2. Two friends are at a wild party. Friend 1 wants to leave because something happened. Friend 2 wants to stay, because there’s someone at the party they have a crush on.
3. A Mad Hatter is talking wildly and drinking tea at a tea party, asking nonsense questions. You really want to leave but he and his guests insist you stay.
The point of these scenarios is to set up a situation where there is a tension — the possibilities for scenarios are endless. Set up situations that best suit the story or characters of your film.
The benefit of improv is that there’s not a lot of buildup or anticipation or preparation. You can see a raw and unmanicured performance, and witness someone’s imagination, wit, and ability to take direction. You can see an ability to fall into an imagined scene, as opposed to a default or “put on” mode. These are things you look for in any audition, with professionals and first-time actors alike.
Memphis to Pine Ridge
Many of the films I work on are specific to an area, a community, or a subculture. Everyone in Tim Sutton’s Memphis is from Memphis, except for the lead, Willis Earl Beale, who hails from Detroit. But the movie was written with him in mind.

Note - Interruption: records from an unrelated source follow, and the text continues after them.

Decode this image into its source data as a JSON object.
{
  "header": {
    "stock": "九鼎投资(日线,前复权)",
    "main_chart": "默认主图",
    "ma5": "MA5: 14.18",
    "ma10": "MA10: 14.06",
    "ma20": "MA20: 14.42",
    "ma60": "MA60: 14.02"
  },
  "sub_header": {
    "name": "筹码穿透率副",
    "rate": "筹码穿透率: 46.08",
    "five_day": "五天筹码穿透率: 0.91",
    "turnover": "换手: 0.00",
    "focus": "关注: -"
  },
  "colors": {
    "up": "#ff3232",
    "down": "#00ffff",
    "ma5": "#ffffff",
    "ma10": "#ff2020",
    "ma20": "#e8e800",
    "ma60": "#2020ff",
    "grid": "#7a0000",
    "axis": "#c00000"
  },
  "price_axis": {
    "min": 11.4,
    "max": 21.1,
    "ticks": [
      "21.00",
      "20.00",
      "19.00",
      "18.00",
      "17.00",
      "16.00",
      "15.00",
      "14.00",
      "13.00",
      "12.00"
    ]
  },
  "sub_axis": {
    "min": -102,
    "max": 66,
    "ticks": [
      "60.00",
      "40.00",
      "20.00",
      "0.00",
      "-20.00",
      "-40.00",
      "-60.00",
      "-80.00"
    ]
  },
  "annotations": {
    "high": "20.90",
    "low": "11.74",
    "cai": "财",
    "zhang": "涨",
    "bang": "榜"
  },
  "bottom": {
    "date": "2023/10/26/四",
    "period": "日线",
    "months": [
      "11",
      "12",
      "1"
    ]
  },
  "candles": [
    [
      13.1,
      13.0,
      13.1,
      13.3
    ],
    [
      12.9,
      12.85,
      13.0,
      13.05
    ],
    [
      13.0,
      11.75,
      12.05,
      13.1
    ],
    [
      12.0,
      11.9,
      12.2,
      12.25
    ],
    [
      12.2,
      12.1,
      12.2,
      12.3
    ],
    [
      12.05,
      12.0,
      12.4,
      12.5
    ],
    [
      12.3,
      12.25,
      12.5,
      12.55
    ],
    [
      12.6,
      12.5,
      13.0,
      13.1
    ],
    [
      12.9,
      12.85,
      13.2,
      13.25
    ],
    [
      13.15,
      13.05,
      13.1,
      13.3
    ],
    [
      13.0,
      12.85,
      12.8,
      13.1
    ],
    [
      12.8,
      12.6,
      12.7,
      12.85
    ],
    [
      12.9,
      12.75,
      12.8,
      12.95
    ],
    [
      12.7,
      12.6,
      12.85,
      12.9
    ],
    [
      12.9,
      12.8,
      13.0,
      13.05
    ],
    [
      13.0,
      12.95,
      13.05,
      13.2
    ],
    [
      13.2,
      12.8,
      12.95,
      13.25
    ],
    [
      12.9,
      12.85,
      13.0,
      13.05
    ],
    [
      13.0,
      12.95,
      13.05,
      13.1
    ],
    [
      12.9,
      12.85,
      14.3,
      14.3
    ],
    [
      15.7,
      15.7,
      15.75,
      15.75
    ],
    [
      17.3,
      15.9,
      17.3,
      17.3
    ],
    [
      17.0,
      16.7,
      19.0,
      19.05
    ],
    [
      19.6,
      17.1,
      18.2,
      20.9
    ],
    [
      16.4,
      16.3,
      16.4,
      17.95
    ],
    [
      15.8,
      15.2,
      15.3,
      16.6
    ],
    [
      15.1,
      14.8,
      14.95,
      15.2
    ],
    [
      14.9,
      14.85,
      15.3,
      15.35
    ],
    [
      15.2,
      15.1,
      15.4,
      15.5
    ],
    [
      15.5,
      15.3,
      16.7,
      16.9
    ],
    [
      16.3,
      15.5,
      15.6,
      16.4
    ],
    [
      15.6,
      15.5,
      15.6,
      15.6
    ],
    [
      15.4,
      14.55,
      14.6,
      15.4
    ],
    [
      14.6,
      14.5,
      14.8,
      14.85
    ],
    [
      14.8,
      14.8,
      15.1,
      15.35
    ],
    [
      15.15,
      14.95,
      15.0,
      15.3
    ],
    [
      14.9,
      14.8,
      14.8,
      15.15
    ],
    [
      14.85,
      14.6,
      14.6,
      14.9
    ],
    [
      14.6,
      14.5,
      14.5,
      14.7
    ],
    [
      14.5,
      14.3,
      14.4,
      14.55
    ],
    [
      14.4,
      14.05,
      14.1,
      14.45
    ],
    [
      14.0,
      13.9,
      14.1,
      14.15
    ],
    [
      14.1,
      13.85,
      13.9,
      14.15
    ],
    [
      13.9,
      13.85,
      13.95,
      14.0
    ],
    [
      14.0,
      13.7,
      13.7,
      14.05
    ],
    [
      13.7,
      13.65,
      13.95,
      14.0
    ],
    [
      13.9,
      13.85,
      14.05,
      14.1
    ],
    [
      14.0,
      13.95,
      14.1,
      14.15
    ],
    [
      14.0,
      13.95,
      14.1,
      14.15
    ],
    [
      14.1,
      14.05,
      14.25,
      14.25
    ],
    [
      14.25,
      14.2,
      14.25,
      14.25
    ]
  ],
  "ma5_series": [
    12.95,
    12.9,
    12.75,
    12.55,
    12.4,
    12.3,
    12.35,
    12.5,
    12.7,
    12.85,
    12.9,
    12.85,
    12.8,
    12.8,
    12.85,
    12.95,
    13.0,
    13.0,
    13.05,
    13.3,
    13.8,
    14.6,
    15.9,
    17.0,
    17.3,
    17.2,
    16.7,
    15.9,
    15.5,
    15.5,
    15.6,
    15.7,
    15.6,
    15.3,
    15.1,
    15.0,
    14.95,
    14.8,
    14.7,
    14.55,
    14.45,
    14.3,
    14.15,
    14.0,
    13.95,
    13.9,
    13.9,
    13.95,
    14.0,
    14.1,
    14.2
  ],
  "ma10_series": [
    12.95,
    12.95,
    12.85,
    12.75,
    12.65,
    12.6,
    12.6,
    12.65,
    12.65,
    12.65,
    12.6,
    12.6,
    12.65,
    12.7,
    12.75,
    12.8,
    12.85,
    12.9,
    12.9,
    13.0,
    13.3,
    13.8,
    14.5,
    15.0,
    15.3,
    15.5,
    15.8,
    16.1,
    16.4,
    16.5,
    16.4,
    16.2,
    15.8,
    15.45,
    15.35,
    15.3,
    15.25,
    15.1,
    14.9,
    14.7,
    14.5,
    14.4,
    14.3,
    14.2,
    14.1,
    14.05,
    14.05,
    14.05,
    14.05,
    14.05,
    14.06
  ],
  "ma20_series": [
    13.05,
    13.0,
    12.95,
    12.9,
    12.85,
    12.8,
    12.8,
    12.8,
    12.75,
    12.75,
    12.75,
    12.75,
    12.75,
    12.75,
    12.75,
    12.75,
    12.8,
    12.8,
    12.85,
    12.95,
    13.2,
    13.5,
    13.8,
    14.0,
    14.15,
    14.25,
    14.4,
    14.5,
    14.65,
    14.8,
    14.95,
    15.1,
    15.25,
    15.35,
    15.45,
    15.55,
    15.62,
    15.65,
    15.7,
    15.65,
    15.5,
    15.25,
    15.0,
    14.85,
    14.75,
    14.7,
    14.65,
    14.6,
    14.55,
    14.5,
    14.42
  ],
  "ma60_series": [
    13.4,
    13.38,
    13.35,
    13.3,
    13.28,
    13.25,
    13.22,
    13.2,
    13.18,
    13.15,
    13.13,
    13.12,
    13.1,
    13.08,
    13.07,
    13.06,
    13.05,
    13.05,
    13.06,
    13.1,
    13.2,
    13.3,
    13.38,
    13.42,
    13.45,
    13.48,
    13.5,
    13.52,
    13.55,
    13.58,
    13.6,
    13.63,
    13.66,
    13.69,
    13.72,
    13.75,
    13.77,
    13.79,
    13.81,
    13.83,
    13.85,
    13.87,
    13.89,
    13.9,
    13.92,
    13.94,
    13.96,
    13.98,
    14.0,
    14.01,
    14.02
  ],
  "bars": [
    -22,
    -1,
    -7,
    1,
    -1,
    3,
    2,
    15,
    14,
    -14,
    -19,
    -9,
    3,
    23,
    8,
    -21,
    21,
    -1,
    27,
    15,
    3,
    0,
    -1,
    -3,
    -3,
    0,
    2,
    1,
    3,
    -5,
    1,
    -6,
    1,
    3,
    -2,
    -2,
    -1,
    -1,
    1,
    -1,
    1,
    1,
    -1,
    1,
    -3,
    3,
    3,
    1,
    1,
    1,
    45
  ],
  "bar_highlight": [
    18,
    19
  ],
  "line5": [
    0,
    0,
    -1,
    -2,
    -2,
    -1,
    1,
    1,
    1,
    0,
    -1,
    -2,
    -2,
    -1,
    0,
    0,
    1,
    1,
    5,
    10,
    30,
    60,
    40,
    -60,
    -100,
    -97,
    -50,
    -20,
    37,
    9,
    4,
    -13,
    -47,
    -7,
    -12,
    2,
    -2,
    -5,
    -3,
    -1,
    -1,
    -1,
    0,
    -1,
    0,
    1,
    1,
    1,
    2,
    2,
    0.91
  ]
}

To cast the film, I went to Memphis, linked with a local fixer and set loose. We opened the doors to local professional actors, but ended up casting people who wore the city on their skin. I met a man named Lopaka sitting at the legendary restaurant the Gay Hawk. He was with his uncle and some other friends at a table near my film crew. I wasn’t “on” at that moment, but I saw him and locked in. I immediately felt he could be good for this role of the “Rabbi.” While it can be disrespectful to interrupt someone’s lunch, I did, and he was cool with it.
Recently I’ve been working on an untitled film set on the Oglala Lakota, Pine Ridge Reservation in South Dakota. It’s the third film I’ve worked on out there. The first was Chloé Zhao’s Songs My Brothers Taught Me.
This movie is directed by Riley Keough and Gina Gammell. I met Riley while casting Andrea Arnold’s American Honey. She filmed a small scene in a hotel in Rapid City, the city nearest to the reservation, with two young men whom I had cast from the reservation. They all developed deep friendships. Riley became very interested in the history and the culture of the Lakota. She and Gina, the film’s co-director and writer, gathered stories from their friends and relatives, and these stories became a fictionalized screenplay.
There’s very little representation of Native youth in the media, and it must be weird to not see oneself reflected on screen in films, or in music. We hope the new film will be an anthem of sorts for these young people. Every character was cast locally — nothing else would make sense. The dialect is specific, the history is specific, the experience of that reservation and of the Lakota people could only be portrayed by people who have lived those experiences.
My first trip with Riley and Gina out to Pine Ridge lasted about a week. I had to leave early for another film in New York City, Good Time, I think, and Gina and Riley drove past Big Bats, the local gas station. They rolled up on five boys of about 12 or 13, sipping pop out of great big cups. In the script, a group of ragamuffin kids loiter around Big Bats — and these were those kids. I wouldn’t advise a casting director to rely fully on fate, but when it happens, please: Roll with it.
Main image (above): Street casting photos courtesy of Eléonore Hendricks